This remote Cree reserve on James Bay became a symbol for the native housing crisis in 2011 due to its substandard housing conditions that prompted a state of emergency.
Much of the community’s housing built in the 1970s and ‘80s used building materials that cannot withstand the harsh climate and do not provide a long-term solution to remote First Nation housing issues.
Wayne Turner, executive director of the Attawapiskat First Nation says, “We’re in the process of evaluating and introducing new building techniques. We’re taking measures to improve the overall housing stock.”
With the exception of a brick school addition in 2007 and a recent practice of using concrete foundations in new construction, buildings made of brick and concrete block don’t exist in Attawapiskat, MasonryWorx said in a release.
“It’s time these more durable building materials be used to improve all the building stock — especially housing,” said Jack Prazeres, president of MasonryWorx. “It’s deplorable that the government will use proper building materials for its own buildings and then allow substandard buildings for people to live in. It’s well-worth the extra cost to provide a long-term solution.”
The cost of the school project is about three times what it would be in less remote parts of the province due to transporting masonry products over long distances, says the school’s Sudbury architect Roch Belair.
GTA-based JVH Masonry Ltd. oversaw the transportation of 110,000 bricks and 78,000 blocks from Ontario and Quebec to Attawapiskat for the new school.

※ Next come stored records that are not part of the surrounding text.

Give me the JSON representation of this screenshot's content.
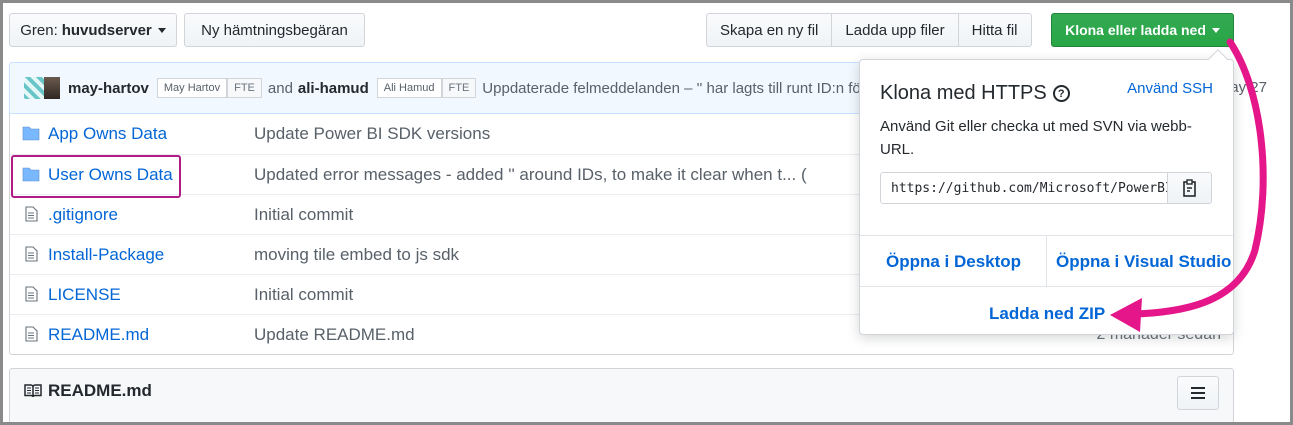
{
  "toolbar": {
    "branch_prefix": "Gren:",
    "branch_name": "huvudserver",
    "new_pull_request": "Ny hämtningsbegäran",
    "create_file": "Skapa en ny fil",
    "upload_files": "Ladda upp filer",
    "find_file": "Hitta fil",
    "clone_download": "Klona eller ladda ned"
  },
  "commit": {
    "user1": "may-hartov",
    "user1_name": "May Hartov",
    "tag1": "FTE",
    "conjunction": "and",
    "user2": "ali-hamud",
    "user2_name": "Ali Hamud",
    "tag2": "FTE",
    "message": "Uppdaterade felmeddelanden – '' har lagts till runt ID:n fö",
    "date_fragment": "ay 27"
  },
  "files": [
    {
      "name": "App Owns Data",
      "type": "folder",
      "message": "Update Power BI SDK versions",
      "age": ""
    },
    {
      "name": "User Owns Data",
      "type": "folder",
      "message": "Updated error messages - added '' around IDs, to make it clear when t... (",
      "age": ""
    },
    {
      "name": ".gitignore",
      "type": "file",
      "message": "Initial commit",
      "age": ""
    },
    {
      "name": "Install-Package",
      "type": "file",
      "message": "moving tile embed to js sdk",
      "age": ""
    },
    {
      "name": "LICENSE",
      "type": "file",
      "message": "Initial commit",
      "age": ""
    },
    {
      "name": "README.md",
      "type": "file",
      "message": "Update README.md",
      "age": "2 månader sedan"
    }
  ],
  "readme": {
    "title": "README.md"
  },
  "clone_panel": {
    "title": "Klona med HTTPS",
    "help_glyph": "?",
    "use_ssh": "Använd SSH",
    "description": "Använd Git eller checka ut med SVN via webb-URL.",
    "url": "https://github.com/Microsoft/PowerBI-Developer-Samples.git",
    "open_desktop": "Öppna i Desktop",
    "open_visual_studio": "Öppna i Visual Studio",
    "download_zip": "Ladda ned ZIP"
  },
  "colors": {
    "accent_green": "#28a745",
    "link_blue": "#0366d6",
    "annotation_magenta": "#e5168a",
    "highlight_border": "#b01c84"
  }
}
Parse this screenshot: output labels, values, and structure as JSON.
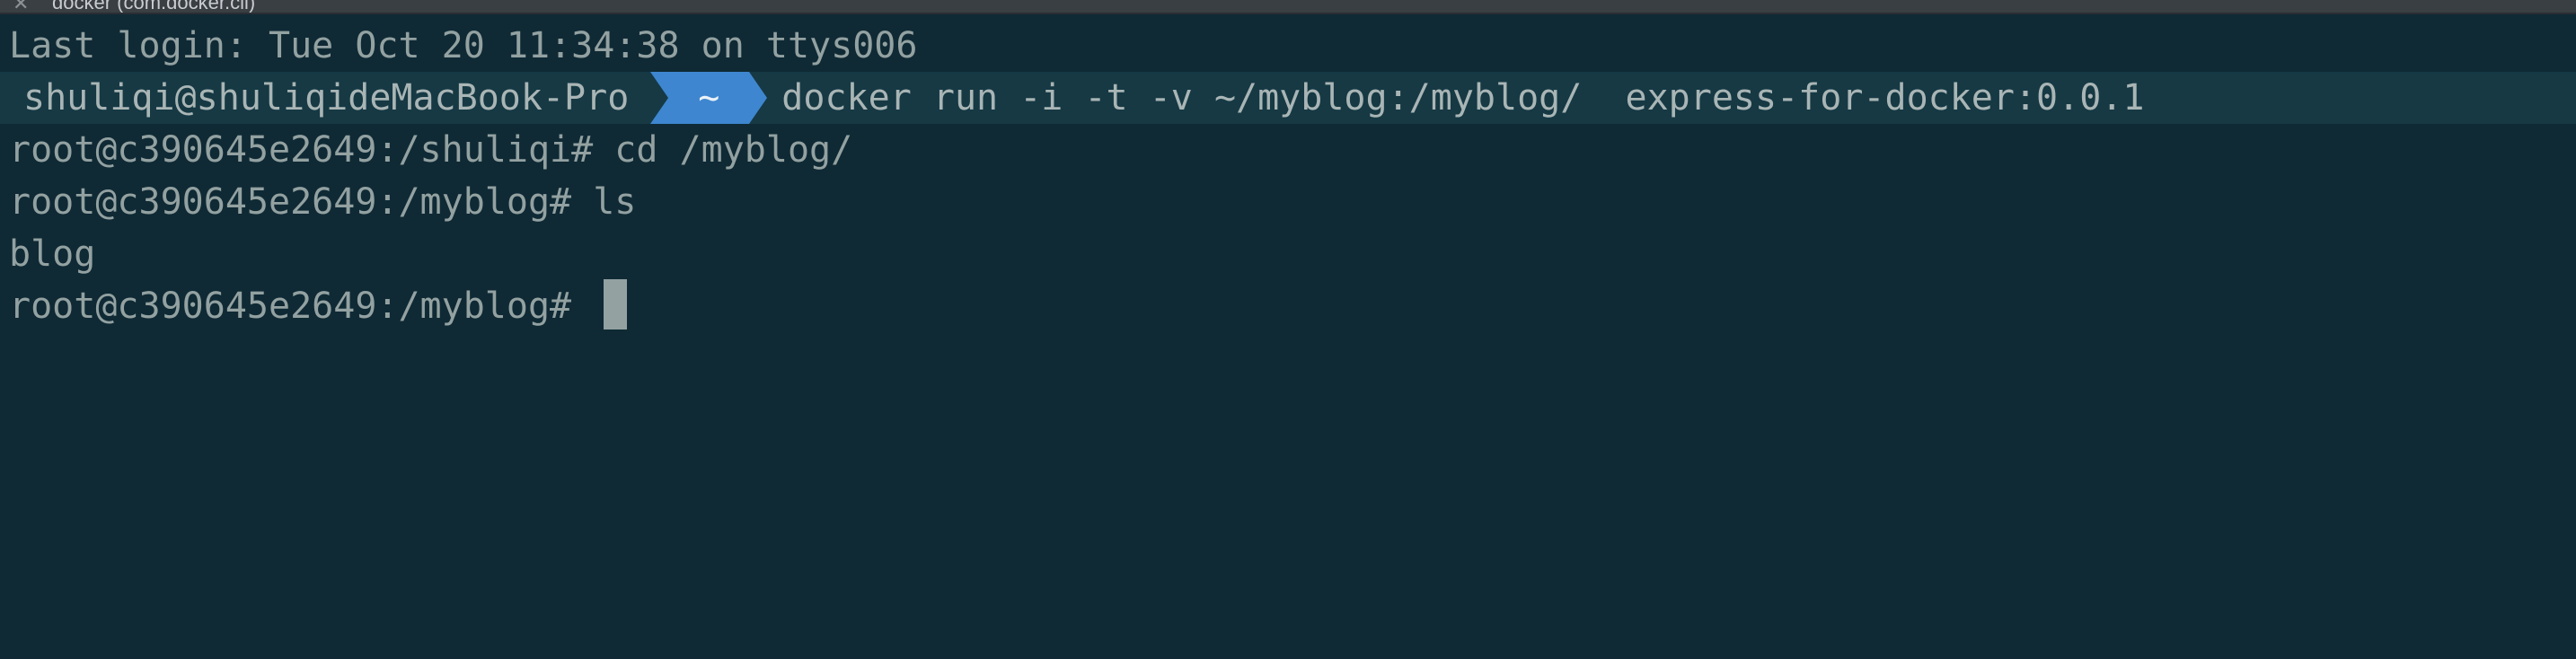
{
  "window": {
    "title": "docker (com.docker.cli)"
  },
  "terminal": {
    "last_login": "Last login: Tue Oct 20 11:34:38 on ttys006",
    "prompt": {
      "user_host": "shuliqi@shuliqideMacBook-Pro",
      "cwd": "~",
      "command": "docker run -i -t -v ~/myblog:/myblog/  express-for-docker:0.0.1"
    },
    "lines": [
      "root@c390645e2649:/shuliqi# cd /myblog/",
      "root@c390645e2649:/myblog# ls",
      "blog"
    ],
    "current_prompt": "root@c390645e2649:/myblog# "
  },
  "colors": {
    "background": "#0f2a35",
    "text": "#93a1a1",
    "prompt_segment": "#3e86cf",
    "cursor": "#93a1a1"
  }
}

The masonry materials were delivered initially to Cochrane and then shipped via rail to Moosonee. From there they were loaded onto trucks, which made the final 300-kilometre leg of the journey on an ice road.
A portable concrete plant had to be set-up on the building site for the general contractor Penn-Co Construction. “Down here, we call the ready mix people and they bring a truck,” says JVH owner Vagn Lauritsen.

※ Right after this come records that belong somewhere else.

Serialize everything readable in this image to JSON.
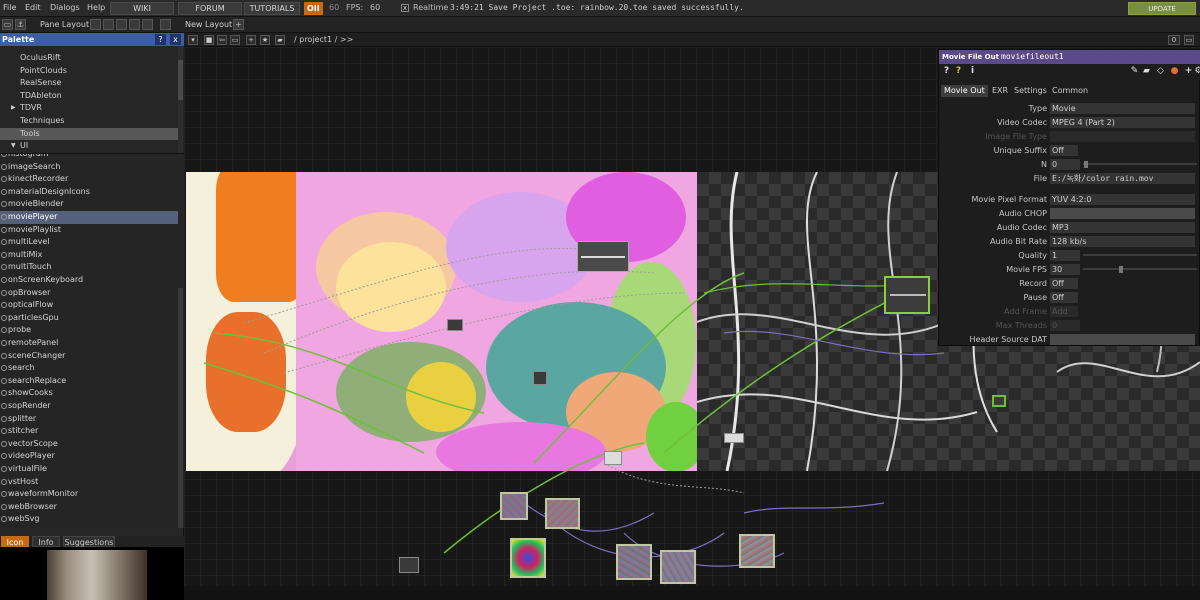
{
  "menu": {
    "items": [
      "File",
      "Edit",
      "Dialogs",
      "Help"
    ],
    "buttons": [
      "WIKI",
      "FORUM",
      "TUTORIALS"
    ],
    "oii_badge": "OII",
    "frame_value": "60",
    "fps_label": "FPS:",
    "fps_value": "60",
    "realtime_label": "Realtime",
    "status_message": "3:49:21 Save Project .toe: rainbow.20.toe saved successfully.",
    "update_label": "UPDATE"
  },
  "bar2": {
    "pane_layout": "Pane Layout",
    "new_layout": "New Layout",
    "add_icon": "+"
  },
  "palette": {
    "title": "Palette",
    "help_btn": "?",
    "close_btn": "x",
    "categories": [
      {
        "label": "OculusRift",
        "selected": false,
        "arrow": ""
      },
      {
        "label": "PointClouds",
        "selected": false,
        "arrow": ""
      },
      {
        "label": "RealSense",
        "selected": false,
        "arrow": ""
      },
      {
        "label": "TDAbleton",
        "selected": false,
        "arrow": ""
      },
      {
        "label": "TDVR",
        "selected": false,
        "arrow": "▶"
      },
      {
        "label": "Techniques",
        "selected": false,
        "arrow": ""
      },
      {
        "label": "Tools",
        "selected": true,
        "arrow": ""
      },
      {
        "label": "UI",
        "selected": false,
        "arrow": "▼"
      }
    ],
    "components": [
      "histogram",
      "imageSearch",
      "kinectRecorder",
      "materialDesignIcons",
      "movieBlender",
      "moviePlayer",
      "moviePlaylist",
      "multiLevel",
      "multiMix",
      "multiTouch",
      "onScreenKeyboard",
      "opBrowser",
      "opticalFlow",
      "particlesGpu",
      "probe",
      "remotePanel",
      "sceneChanger",
      "search",
      "searchReplace",
      "showCooks",
      "sopRender",
      "splitter",
      "stitcher",
      "vectorScope",
      "videoPlayer",
      "virtualFile",
      "vstHost",
      "waveformMonitor",
      "webBrowser",
      "webSvg"
    ],
    "selected_component": "moviePlayer",
    "tabs": [
      "Icon",
      "Info",
      "Suggestions"
    ],
    "active_tab": "Icon"
  },
  "network": {
    "path": "/ project1 / >>",
    "zoom_value": "0"
  },
  "param": {
    "op_type": "Movie File Out",
    "op_name": "moviefileout1",
    "tabs": [
      "Movie Out",
      "EXR",
      "Settings",
      "Common"
    ],
    "active_tab": "Movie Out",
    "rows": {
      "type": {
        "label": "Type",
        "value": "Movie"
      },
      "video_codec": {
        "label": "Video Codec",
        "value": "MPEG 4 (Part 2)"
      },
      "image_file_type": {
        "label": "Image File Type",
        "value": ""
      },
      "unique_suffix": {
        "label": "Unique Suffix",
        "value": "Off"
      },
      "n": {
        "label": "N",
        "value": "0"
      },
      "file": {
        "label": "File",
        "value": "E:/녹화/color rain.mov"
      },
      "pixel_format": {
        "label": "Movie Pixel Format",
        "value": "YUV 4:2:0"
      },
      "audio_chop": {
        "label": "Audio CHOP",
        "value": ""
      },
      "audio_codec": {
        "label": "Audio Codec",
        "value": "MP3"
      },
      "audio_bit_rate": {
        "label": "Audio Bit Rate",
        "value": "128 kb/s"
      },
      "quality": {
        "label": "Quality",
        "value": "1"
      },
      "movie_fps": {
        "label": "Movie FPS",
        "value": "30"
      },
      "record": {
        "label": "Record",
        "value": "Off"
      },
      "pause": {
        "label": "Pause",
        "value": "Off"
      },
      "add_frame": {
        "label": "Add Frame",
        "value": "Add"
      },
      "max_threads": {
        "label": "Max Threads",
        "value": "0"
      },
      "header_source_dat": {
        "label": "Header Source DAT",
        "value": ""
      }
    }
  },
  "colors": {
    "palette_header": "#3d5fa0",
    "param_header": "#5b4a8a",
    "accent_orange": "#c86a10",
    "update_green": "#7a8f3a"
  }
}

For 10 years Attawapiskat’s 500 children have been educated in portable units after its former school was closed down due to contamination concerns from a fuel leak.
The new school is expected to set new construction standards. The school is set to open in March 2014.